The failure is an administrative sanction resulting from the application of Programme regulations governing exams and failure.
there is a difference between a single or final failure, with different consequences. In case of single failure you may sit the exam again, whereas in case of final (or double) failure, in most cases the student has to leave EPFL.
there is also a difference between failure and withdrawal: failure is by definition beyond the individual’s control, whereas withdrawal is most often self-determined, with the student deciding not to sit the exam.
Failing an exam is an ordeal which often makes students feel helpless. However, if you take the time to analyse the reasons for your failure, you might draw constructive conclusions enabling you to avoid making the same mistakes again. This site offers a tool to manage failure so as to make your analysis as rational and structured as possible. It is a guide to develop your thought process and make you ask yourself key questions to develop your future strategy.
The process includes:
To all students from all years who ask themselves the following questions:
- I’m not sure I’ll succeed, I am afraid of failing, what will I do if I fail?
- I have failed; is it worth sitting the exams again?
- I am failing this year, what strategy should I adopt?
- I cannot continue in my Programme – what else can I do?
In the prospect of helping you take action: to all students about to sit exams at the end of term, particularly those in their 1st year – inasmuch as failure is more frequent early on in the curriculum – who ask themselves what to do in case of possible or actual failure on a 1st or 2nd attempt. With avoiding failure in mind: to all students not currently sitting exams or experiencing failure, so that they know that such a tool exists whatever happens in future exams.
The content of this site was designed for the Student Affairs by sociologist Françoise Galley, Senior Lecturer at the Observatoire EPFL Science, Politique et Société research centre.
The concept and a major part of the content were drawn from the PhD dissertation on the subject of failure :”Réalisation d’un outil informatif et de bilan personnel face à l’échec universitaire: La brochure: Un échec! Comment rebondir ?” (Not available any more). Catherine Mivelaz (2000) / Lausanne University, Social & Political Science, Institute of Psychology
- Coaching by colleagues, the Programme secretariat, tutors, assistants, professors
- Support from your parents and family
- Individual support: Social and Pyschotherapeutic consultation
- Carrer center
Academic failure, although hard to take when it happens, is often just a glitch in a student’s curriculum.
Be that as it may, failure frequently causes acute emotional reactions ranging from a feeling of revolt or sadness to anxiety attacks, sometimes with sleep or eating disorders. These problems are usually short-lived and sort themselves out.
If the symptoms persist beyond a few weeks or become unmanageable, it may be useful to resort to specialist support.

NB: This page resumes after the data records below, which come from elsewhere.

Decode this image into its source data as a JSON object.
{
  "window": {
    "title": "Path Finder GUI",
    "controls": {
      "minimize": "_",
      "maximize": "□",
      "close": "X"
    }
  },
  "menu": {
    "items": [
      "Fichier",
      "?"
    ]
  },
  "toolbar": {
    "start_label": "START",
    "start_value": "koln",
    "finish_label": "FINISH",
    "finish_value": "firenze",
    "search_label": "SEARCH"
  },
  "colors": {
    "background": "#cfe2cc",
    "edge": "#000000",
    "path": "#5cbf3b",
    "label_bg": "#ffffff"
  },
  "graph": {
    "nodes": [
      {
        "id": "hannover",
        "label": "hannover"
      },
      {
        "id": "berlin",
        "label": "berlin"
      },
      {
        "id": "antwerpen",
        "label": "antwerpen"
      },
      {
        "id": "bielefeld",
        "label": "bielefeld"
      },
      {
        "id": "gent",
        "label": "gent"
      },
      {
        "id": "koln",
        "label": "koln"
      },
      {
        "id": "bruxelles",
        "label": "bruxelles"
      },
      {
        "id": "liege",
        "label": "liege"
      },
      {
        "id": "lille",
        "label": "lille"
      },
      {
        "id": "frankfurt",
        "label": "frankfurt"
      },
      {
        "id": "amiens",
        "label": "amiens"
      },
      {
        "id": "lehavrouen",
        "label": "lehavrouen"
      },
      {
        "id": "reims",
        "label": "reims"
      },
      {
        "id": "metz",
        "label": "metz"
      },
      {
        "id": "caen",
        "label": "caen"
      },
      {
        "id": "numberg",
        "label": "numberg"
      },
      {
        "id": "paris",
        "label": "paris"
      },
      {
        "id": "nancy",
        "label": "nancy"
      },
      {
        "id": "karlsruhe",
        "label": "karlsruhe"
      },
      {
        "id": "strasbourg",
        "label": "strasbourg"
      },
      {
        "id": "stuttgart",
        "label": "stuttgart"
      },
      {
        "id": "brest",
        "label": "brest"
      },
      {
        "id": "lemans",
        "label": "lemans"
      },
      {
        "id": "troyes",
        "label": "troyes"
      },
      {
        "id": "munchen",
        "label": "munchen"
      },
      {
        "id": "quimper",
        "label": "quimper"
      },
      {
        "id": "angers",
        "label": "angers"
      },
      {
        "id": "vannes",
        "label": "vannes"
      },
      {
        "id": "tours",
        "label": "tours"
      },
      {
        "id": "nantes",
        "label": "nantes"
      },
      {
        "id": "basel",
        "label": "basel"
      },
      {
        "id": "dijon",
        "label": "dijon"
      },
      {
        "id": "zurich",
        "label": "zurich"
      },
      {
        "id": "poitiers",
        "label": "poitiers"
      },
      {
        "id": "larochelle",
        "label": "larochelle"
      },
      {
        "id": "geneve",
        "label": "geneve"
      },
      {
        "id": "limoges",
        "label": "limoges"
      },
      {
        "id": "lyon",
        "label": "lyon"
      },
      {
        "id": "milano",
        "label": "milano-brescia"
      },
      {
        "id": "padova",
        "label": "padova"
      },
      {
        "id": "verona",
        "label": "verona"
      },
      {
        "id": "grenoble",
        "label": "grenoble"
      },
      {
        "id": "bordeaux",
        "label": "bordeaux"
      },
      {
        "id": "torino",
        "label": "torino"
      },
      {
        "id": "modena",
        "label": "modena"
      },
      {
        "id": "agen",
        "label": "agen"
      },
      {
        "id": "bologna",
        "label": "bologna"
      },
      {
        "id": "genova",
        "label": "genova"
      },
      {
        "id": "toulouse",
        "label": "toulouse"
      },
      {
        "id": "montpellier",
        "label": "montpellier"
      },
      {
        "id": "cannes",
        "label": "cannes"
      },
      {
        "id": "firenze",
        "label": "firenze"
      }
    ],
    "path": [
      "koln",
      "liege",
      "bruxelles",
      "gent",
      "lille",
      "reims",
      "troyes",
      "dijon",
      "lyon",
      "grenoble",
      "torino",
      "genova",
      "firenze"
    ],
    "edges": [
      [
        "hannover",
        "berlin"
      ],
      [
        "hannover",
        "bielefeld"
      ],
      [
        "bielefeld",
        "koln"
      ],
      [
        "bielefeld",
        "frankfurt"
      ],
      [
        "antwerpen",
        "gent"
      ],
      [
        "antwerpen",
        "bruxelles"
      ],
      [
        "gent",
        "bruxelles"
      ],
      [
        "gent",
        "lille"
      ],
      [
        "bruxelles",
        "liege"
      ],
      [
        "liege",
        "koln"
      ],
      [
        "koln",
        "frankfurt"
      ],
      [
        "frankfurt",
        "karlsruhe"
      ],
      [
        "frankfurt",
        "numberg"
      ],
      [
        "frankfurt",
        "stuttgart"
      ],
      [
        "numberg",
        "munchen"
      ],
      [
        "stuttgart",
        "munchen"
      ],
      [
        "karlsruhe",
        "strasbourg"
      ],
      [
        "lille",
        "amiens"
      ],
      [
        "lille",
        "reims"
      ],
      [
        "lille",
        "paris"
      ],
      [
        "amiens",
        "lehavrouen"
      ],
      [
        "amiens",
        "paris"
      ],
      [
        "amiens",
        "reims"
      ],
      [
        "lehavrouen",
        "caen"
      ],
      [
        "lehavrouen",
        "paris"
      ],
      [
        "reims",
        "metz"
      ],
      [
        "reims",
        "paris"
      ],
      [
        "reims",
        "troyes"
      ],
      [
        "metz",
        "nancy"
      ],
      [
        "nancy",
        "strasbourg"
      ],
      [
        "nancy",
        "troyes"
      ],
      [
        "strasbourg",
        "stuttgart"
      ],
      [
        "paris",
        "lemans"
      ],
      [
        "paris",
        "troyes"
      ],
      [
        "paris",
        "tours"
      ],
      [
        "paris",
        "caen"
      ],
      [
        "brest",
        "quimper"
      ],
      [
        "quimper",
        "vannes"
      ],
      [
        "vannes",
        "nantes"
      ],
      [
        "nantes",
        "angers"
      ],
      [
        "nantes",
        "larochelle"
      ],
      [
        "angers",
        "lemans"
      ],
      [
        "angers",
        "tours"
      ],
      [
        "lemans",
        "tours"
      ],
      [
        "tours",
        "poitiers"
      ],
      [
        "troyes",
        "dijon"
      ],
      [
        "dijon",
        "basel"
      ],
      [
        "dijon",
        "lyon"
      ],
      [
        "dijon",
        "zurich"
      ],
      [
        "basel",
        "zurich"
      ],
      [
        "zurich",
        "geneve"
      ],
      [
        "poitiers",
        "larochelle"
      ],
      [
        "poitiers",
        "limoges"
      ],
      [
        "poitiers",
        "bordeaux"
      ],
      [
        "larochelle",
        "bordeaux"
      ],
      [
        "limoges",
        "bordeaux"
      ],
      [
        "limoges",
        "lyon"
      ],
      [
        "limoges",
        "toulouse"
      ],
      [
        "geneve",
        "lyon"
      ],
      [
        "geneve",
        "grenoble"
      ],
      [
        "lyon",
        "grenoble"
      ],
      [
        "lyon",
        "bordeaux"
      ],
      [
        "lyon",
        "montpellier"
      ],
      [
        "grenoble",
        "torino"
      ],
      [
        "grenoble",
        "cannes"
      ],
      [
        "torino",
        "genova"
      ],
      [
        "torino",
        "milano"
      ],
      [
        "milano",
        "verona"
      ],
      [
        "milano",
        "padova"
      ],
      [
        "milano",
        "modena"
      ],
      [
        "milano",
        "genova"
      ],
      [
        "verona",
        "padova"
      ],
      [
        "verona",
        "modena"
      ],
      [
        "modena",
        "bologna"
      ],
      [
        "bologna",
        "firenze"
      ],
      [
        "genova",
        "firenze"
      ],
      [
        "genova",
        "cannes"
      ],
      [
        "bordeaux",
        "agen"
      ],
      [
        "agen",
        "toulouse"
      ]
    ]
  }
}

Psychotherapy sessions may help to understand how failure fits into the student’s existential progress and what emotions it may have unleashed. Moreover, consulting a phychotherapist sometimes uncovers psychological or phsychiatric problems, such as depression, of which the student was hitherto unaware and which may have contributed to failure.
Student Affairs – EPFL